|Fig 5: An ultrasonic A-scan of a 13 mm deep EDM-groove (V110 - 0°L).||Fig 6: Ultrasonic A-scan of a real, in-service induced crack (V110 - 0°L).|
|Fig 7: Ultrasonic A-scan of an artificial thermal fatigue crack (V110-0°L).||Fig 8: A-scan of an artificially produced thermal fatigue crack (ADEPT60).|
A new controlled qualification defect production method has been developed. The method is based on controlled thermal fatigue damage mechanism. The produced artificial cracks resemble real, in-service induced cracks from the metallurgical and ultrasonic point of view. Metallurgically the produced cracks are narrow, have a rough surface, show minor branching, propagate transgranularly and have a tight crack tip with small radius. The only difference from the real, in-service induced cracks is that the artificial thermal fatigue crack does not have an oxide layer on the fracture surfaces. However, oxide layer can be grown by subsequent heat treatment.

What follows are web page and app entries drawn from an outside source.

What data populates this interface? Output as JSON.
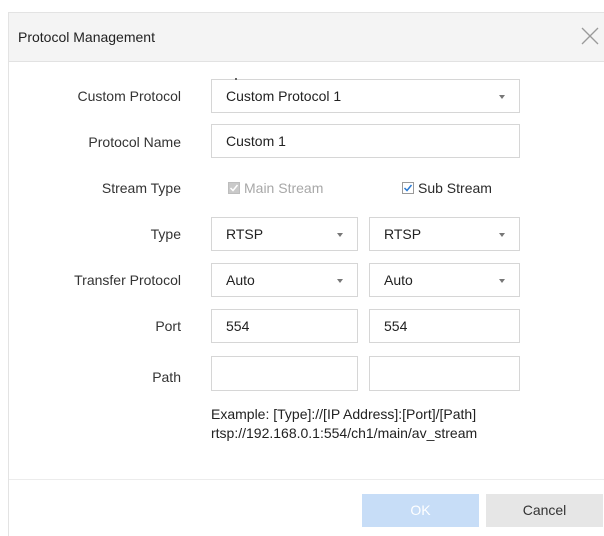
{
  "dialog": {
    "title": "Protocol Management",
    "close_icon": "close-icon"
  },
  "form": {
    "custom_protocol": {
      "label": "Custom Protocol",
      "value": "Custom Protocol 1"
    },
    "protocol_name": {
      "label": "Protocol Name",
      "value": "Custom 1"
    },
    "stream_type": {
      "label": "Stream Type",
      "main": {
        "label": "Main Stream",
        "checked": true,
        "disabled": true
      },
      "sub": {
        "label": "Sub Stream",
        "checked": true,
        "disabled": false
      }
    },
    "type": {
      "label": "Type",
      "main_value": "RTSP",
      "sub_value": "RTSP"
    },
    "transfer_protocol": {
      "label": "Transfer Protocol",
      "main_value": "Auto",
      "sub_value": "Auto"
    },
    "port": {
      "label": "Port",
      "main_value": "554",
      "sub_value": "554"
    },
    "path": {
      "label": "Path",
      "main_value": "",
      "sub_value": ""
    },
    "example": {
      "line1": "Example: [Type]://[IP Address]:[Port]/[Path]",
      "line2": "rtsp://192.168.0.1:554/ch1/main/av_stream"
    }
  },
  "buttons": {
    "ok": "OK",
    "cancel": "Cancel"
  },
  "colors": {
    "ok_bg": "#c7ddf7",
    "cancel_bg": "#e6e6e6",
    "header_bg": "#f4f4f4"
  }
}
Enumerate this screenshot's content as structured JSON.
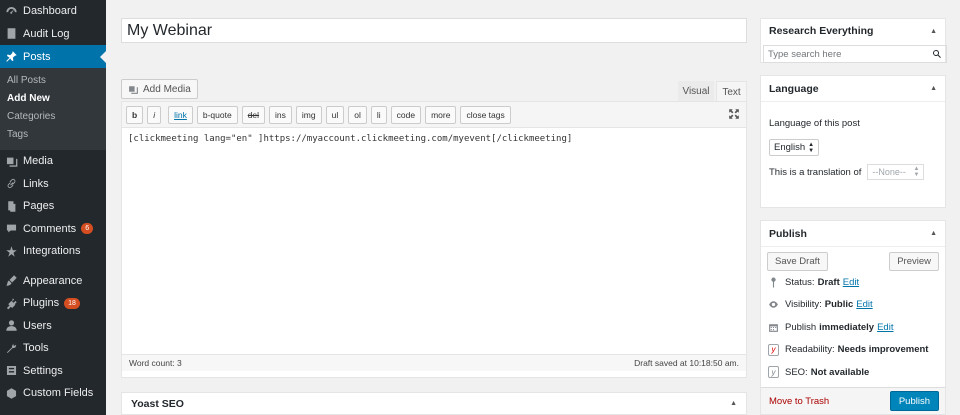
{
  "sidebar": {
    "items": [
      {
        "label": "Dashboard",
        "icon": "dashboard-icon"
      },
      {
        "label": "Audit Log",
        "icon": "audit-log-icon"
      },
      {
        "label": "Posts",
        "icon": "pin-icon"
      },
      {
        "label": "Media",
        "icon": "media-icon"
      },
      {
        "label": "Links",
        "icon": "link-icon"
      },
      {
        "label": "Pages",
        "icon": "pages-icon"
      },
      {
        "label": "Comments",
        "icon": "comment-icon",
        "badge": "6"
      },
      {
        "label": "Integrations",
        "icon": "integrations-icon"
      },
      {
        "label": "Appearance",
        "icon": "brush-icon"
      },
      {
        "label": "Plugins",
        "icon": "plugin-icon",
        "badge": "18"
      },
      {
        "label": "Users",
        "icon": "user-icon"
      },
      {
        "label": "Tools",
        "icon": "wrench-icon"
      },
      {
        "label": "Settings",
        "icon": "settings-icon"
      },
      {
        "label": "Custom Fields",
        "icon": "custom-fields-icon"
      }
    ],
    "posts_submenu": [
      "All Posts",
      "Add New",
      "Categories",
      "Tags"
    ]
  },
  "post": {
    "title": "My Webinar"
  },
  "editor": {
    "add_media": "Add Media",
    "tab_visual": "Visual",
    "tab_text": "Text",
    "toolbar": [
      "b",
      "i",
      "link",
      "b-quote",
      "del",
      "ins",
      "img",
      "ul",
      "ol",
      "li",
      "code",
      "more",
      "close tags"
    ],
    "content": "[clickmeeting lang=\"en\" ]https://myaccount.clickmeeting.com/myevent[/clickmeeting]",
    "word_count": "Word count: 3",
    "draft_saved": "Draft saved at 10:18:50 am."
  },
  "yoast": {
    "title": "Yoast SEO"
  },
  "research": {
    "title": "Research Everything",
    "placeholder": "Type search here"
  },
  "language": {
    "title": "Language",
    "label": "Language of this post",
    "selected": "English",
    "translation_label": "This is a translation of",
    "translation_value": "--None--"
  },
  "publish": {
    "title": "Publish",
    "save_draft": "Save Draft",
    "preview": "Preview",
    "status_label": "Status:",
    "status_value": "Draft",
    "visibility_label": "Visibility:",
    "visibility_value": "Public",
    "publish_label": "Publish",
    "publish_value": "immediately",
    "edit": "Edit",
    "readability_label": "Readability:",
    "readability_value": "Needs improvement",
    "seo_label": "SEO:",
    "seo_value": "Not available",
    "trash": "Move to Trash",
    "publish_button": "Publish"
  }
}
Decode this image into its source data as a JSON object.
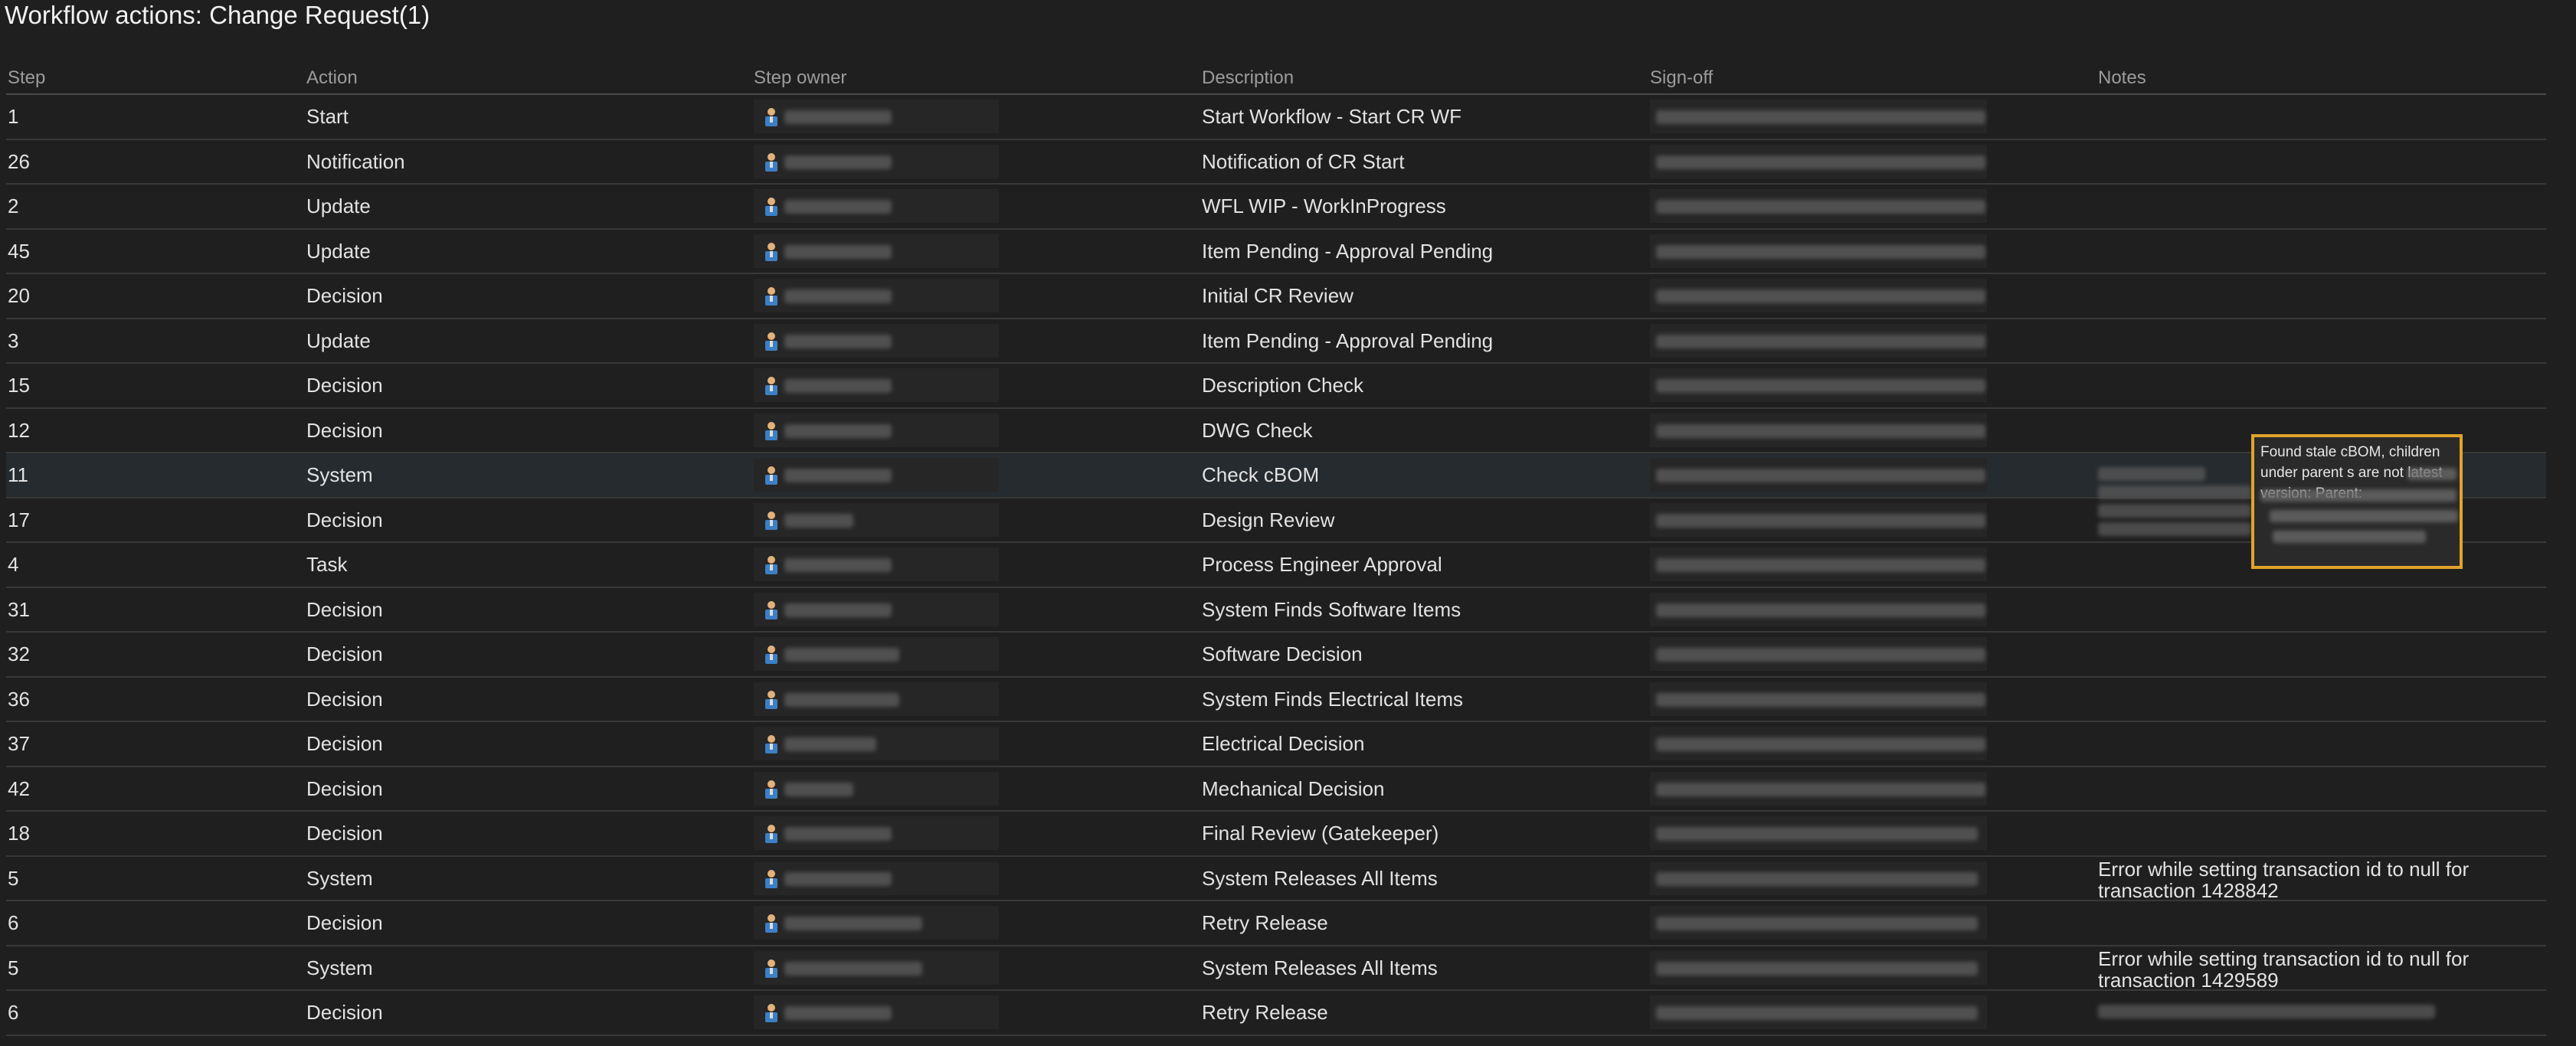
{
  "page": {
    "title": "Workflow actions: Change Request(1)"
  },
  "table": {
    "headers": {
      "step": "Step",
      "action": "Action",
      "owner": "Step owner",
      "description": "Description",
      "signoff": "Sign-off",
      "notes": "Notes"
    },
    "rows": [
      {
        "step": "1",
        "action": "Start",
        "description": "Start Workflow - Start CR WF",
        "notes": ""
      },
      {
        "step": "26",
        "action": "Notification",
        "description": "Notification of CR Start",
        "notes": ""
      },
      {
        "step": "2",
        "action": "Update",
        "description": "WFL WIP - WorkInProgress",
        "notes": ""
      },
      {
        "step": "45",
        "action": "Update",
        "description": "Item Pending - Approval Pending",
        "notes": ""
      },
      {
        "step": "20",
        "action": "Decision",
        "description": "Initial CR Review",
        "notes": ""
      },
      {
        "step": "3",
        "action": "Update",
        "description": "Item Pending - Approval Pending",
        "notes": ""
      },
      {
        "step": "15",
        "action": "Decision",
        "description": "Description Check",
        "notes": ""
      },
      {
        "step": "12",
        "action": "Decision",
        "description": "DWG Check",
        "notes": ""
      },
      {
        "step": "11",
        "action": "System",
        "description": "Check cBOM",
        "notes": ""
      },
      {
        "step": "17",
        "action": "Decision",
        "description": "Design Review",
        "notes": ""
      },
      {
        "step": "4",
        "action": "Task",
        "description": "Process Engineer Approval",
        "notes": ""
      },
      {
        "step": "31",
        "action": "Decision",
        "description": "System Finds Software Items",
        "notes": ""
      },
      {
        "step": "32",
        "action": "Decision",
        "description": "Software Decision",
        "notes": ""
      },
      {
        "step": "36",
        "action": "Decision",
        "description": "System Finds Electrical Items",
        "notes": ""
      },
      {
        "step": "37",
        "action": "Decision",
        "description": "Electrical Decision",
        "notes": ""
      },
      {
        "step": "42",
        "action": "Decision",
        "description": "Mechanical Decision",
        "notes": ""
      },
      {
        "step": "18",
        "action": "Decision",
        "description": "Final Review (Gatekeeper)",
        "notes": ""
      },
      {
        "step": "5",
        "action": "System",
        "description": "System Releases All Items",
        "notes": "Error while setting transaction id to null for transaction 1428842"
      },
      {
        "step": "6",
        "action": "Decision",
        "description": "Retry Release",
        "notes": ""
      },
      {
        "step": "5",
        "action": "System",
        "description": "System Releases All Items",
        "notes": "Error while setting transaction id to null for transaction 1429589"
      },
      {
        "step": "6",
        "action": "Decision",
        "description": "Retry Release",
        "notes": ""
      }
    ]
  },
  "tooltip": {
    "text": "Found stale cBOM, children under parent s are not latest version: Parent:"
  },
  "colors": {
    "background": "#1f1f1f",
    "highlight_row": "#262b2f",
    "tooltip_border": "#e0a32a"
  },
  "icons": {
    "step_owner": "person-icon"
  }
}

Ultrasonic reflectivity is affected by the rough reflection surface and the opening (width) of the crack is small so that it does not give as clear indication as an EDM-notch. The crack tip was detected by several probes and crack tip echo had similar S/N-ratio as gathered from real in-service induced thermal fatigue cracks. A proper echo was detected from the crack tip locally and it seemed that the tip was open and possibly under tension. No additional cracks were detected in the surrounding of the artificially produced thermal fatigue cracks.
The produced cracks simulate well the real, in-service induced cracks both metallurgically and ultrasonically. The new method allows also the control of the residual stress condition along the crack length. Thus, the tensile stress at the crack tip can be modified to compression.
The method has been applied to different nuclear power plant components: pipes, T-joints of two pipes and collector head samples. Materials have been austenitic stainless steels commonly used in nuclear power plants. So far, practically no limitations have been met for the applicability of the method. The only requirement for the applicability is that the wanted location where the surface breaking crack is aimed to locate must be reachable with the induction heating coil.
The main part of the work was carried out at Helsinki University of Technology as a post- graduate work financed by Foundation of Walter Ahlstrצm, Foundation of Runar Bהckstrצm and Technology Development Foundation (TES). The rest of the work has been carried out in Technical Research Centre of Finland (VTT) and Fortum Nuclear Services Ltd.
|© NDT.net - email@example.com|||Top||